After her collaboration with Michael Tilson Thomas and the New World Symphony in 2001/02, Kawakubo began her 2002/03 season in the U.S. with Tilson Thomas and the San Francisco Symphony in its opening concerts. Other recent engagements have included the Toledo Symphony, the Knoxville Symphony, and the Rhode Island Philharmonic, and a recital in West Palm Beach. She also performed numerous recitals in Spain in addition to performing throughout Japan with orchestras and in recital. Recent summers have been highlighted by Kawakubo's chamber music collaboration with Christoph Eschenbach at Germany's Schleswig-Holstein Festival. She performed with Eschenbach at Chicago's Ravinia Festival, where she had appeared previously in recital on the festival's "Rising Stars" series. She has also appeared at the Blossom Music Festival with the Cleveland Orchestra under the direction of Jahja Ling; performed at New York's Mostly Mozart Festival; toured Japan as soloist with the Mostly Mozart Festival Orchestra and Gerard Schwartz conducting; and appeared with the Boston Pops and John Williams.

Winner of a 1997 Avery Fisher Career Grant, Tamaki Kawakubo began her violin studies at the age of five in Los Angeles. She studied with Robert Lipsett at the Colburn School of Performing Arts in Los Angeles and with Dorothy Delay and Masao Kawasaki at the Juilliard School.

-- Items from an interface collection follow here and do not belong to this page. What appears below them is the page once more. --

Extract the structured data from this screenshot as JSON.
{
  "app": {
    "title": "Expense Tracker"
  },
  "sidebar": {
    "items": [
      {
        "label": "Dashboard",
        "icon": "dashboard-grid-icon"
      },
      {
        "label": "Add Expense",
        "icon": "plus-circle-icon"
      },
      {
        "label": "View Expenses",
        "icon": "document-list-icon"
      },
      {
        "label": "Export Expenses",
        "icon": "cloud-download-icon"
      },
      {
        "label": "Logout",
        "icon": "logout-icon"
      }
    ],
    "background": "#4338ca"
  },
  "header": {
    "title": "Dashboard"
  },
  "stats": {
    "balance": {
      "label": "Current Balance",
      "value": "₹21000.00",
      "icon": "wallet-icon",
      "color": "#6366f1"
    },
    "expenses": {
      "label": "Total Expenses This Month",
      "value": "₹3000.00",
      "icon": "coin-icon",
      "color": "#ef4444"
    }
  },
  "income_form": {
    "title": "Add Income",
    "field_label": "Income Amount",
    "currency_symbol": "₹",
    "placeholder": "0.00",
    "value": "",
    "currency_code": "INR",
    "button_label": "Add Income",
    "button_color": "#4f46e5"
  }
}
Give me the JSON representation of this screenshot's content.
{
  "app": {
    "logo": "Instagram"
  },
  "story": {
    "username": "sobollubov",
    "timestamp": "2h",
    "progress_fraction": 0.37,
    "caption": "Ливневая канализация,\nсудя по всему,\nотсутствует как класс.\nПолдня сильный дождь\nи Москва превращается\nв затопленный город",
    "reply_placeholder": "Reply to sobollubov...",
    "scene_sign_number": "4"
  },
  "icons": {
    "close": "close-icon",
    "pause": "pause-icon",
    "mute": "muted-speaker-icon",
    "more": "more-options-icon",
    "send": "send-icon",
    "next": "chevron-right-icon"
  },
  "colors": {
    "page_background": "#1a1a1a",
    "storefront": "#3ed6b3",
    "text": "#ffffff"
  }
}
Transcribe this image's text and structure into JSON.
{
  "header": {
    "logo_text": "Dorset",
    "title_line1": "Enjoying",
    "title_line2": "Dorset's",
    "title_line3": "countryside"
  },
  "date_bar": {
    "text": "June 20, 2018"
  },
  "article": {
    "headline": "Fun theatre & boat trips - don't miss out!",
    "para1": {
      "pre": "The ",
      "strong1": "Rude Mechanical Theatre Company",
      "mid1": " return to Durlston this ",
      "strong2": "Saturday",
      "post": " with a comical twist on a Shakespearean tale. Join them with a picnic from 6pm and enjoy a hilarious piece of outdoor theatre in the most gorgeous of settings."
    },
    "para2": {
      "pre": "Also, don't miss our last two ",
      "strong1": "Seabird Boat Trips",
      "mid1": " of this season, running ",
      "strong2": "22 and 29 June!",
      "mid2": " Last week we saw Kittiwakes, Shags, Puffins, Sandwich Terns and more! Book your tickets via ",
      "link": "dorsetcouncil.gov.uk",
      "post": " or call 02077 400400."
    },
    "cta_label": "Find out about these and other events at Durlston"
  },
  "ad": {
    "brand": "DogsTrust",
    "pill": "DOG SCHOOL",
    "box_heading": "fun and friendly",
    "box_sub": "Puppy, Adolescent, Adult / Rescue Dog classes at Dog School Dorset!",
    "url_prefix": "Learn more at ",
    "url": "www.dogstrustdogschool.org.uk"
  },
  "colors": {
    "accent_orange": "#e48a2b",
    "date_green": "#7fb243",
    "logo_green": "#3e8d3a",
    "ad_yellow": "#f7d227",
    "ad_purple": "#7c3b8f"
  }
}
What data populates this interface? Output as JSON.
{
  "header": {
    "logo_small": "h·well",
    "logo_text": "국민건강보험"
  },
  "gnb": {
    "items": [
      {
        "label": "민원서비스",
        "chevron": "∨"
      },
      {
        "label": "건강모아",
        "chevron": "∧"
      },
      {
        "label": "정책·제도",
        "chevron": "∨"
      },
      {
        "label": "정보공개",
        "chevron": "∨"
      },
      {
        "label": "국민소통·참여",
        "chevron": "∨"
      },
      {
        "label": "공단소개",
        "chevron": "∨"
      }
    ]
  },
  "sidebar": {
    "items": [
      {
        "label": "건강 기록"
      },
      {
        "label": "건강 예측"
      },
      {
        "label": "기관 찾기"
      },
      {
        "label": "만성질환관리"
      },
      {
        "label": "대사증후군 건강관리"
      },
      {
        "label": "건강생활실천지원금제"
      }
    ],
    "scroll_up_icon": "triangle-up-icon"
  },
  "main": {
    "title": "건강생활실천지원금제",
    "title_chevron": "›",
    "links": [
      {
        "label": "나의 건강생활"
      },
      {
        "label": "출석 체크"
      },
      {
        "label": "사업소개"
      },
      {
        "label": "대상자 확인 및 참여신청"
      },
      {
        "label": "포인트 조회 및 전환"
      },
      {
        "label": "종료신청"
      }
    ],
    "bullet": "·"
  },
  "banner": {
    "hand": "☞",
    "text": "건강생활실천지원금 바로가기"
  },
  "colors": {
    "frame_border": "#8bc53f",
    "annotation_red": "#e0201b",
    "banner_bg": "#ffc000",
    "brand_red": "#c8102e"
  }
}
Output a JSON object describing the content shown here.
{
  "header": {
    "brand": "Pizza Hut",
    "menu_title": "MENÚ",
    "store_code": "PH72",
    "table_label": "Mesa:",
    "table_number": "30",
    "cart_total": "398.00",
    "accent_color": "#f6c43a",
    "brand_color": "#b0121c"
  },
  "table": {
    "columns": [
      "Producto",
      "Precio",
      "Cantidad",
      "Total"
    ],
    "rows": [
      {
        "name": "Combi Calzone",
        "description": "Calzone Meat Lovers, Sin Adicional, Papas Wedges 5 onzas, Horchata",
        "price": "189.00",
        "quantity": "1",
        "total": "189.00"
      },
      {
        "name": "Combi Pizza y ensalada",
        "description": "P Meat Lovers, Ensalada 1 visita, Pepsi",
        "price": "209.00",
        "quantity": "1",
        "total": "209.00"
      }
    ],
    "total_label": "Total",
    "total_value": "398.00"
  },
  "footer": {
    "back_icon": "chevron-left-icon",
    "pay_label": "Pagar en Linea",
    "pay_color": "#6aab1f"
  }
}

She plays the 1707 "Cathedral" Stradivarius, on loan from the Mandell Collection of Southern California.